WHAT IS NEEDED:
Please filter the entries for the word "question" and copy every line that has it.

(Stored data entries)

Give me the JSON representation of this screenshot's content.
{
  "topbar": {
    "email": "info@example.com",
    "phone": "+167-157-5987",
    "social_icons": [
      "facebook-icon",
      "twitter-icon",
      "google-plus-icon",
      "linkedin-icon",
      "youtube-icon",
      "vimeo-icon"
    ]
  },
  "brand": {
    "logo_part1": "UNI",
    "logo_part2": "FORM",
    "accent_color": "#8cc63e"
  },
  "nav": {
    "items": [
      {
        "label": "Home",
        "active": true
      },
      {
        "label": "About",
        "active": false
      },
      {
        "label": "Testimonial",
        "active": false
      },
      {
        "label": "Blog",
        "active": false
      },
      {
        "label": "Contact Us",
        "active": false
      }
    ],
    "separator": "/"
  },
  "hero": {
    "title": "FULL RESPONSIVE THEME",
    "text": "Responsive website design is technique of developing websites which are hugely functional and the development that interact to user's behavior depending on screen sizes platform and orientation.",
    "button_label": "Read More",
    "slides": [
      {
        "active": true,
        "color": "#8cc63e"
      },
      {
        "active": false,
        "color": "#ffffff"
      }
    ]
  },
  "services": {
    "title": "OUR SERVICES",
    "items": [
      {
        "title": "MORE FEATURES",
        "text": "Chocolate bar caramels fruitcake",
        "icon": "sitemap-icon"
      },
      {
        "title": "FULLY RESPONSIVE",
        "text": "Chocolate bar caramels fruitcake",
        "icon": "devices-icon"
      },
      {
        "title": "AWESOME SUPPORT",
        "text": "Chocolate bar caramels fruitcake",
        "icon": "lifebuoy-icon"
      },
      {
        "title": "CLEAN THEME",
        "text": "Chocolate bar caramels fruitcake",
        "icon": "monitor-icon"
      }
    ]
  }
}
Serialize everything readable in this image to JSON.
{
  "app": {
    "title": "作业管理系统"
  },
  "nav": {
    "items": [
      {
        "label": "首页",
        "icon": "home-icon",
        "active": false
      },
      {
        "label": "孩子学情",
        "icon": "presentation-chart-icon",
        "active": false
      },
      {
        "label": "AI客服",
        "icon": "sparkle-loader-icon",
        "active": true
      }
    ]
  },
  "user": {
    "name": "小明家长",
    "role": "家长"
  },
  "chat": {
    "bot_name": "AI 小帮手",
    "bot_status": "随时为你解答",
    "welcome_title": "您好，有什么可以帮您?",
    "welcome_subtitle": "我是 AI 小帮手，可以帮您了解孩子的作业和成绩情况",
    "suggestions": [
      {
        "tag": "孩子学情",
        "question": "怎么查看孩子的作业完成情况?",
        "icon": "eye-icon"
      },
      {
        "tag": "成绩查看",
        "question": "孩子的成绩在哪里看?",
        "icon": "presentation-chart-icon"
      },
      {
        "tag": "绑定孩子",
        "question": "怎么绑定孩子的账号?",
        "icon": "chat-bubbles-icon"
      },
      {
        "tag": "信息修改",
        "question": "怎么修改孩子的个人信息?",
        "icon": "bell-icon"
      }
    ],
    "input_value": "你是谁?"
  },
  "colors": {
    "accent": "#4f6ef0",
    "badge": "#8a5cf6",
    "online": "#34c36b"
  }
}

REPLY:
        "question": "怎么查看孩子的作业完成情况?",
        "question": "孩子的成绩在哪里看?",
        "question": "怎么绑定孩子的账号?",
        "question": "怎么修改孩子的个人信息?",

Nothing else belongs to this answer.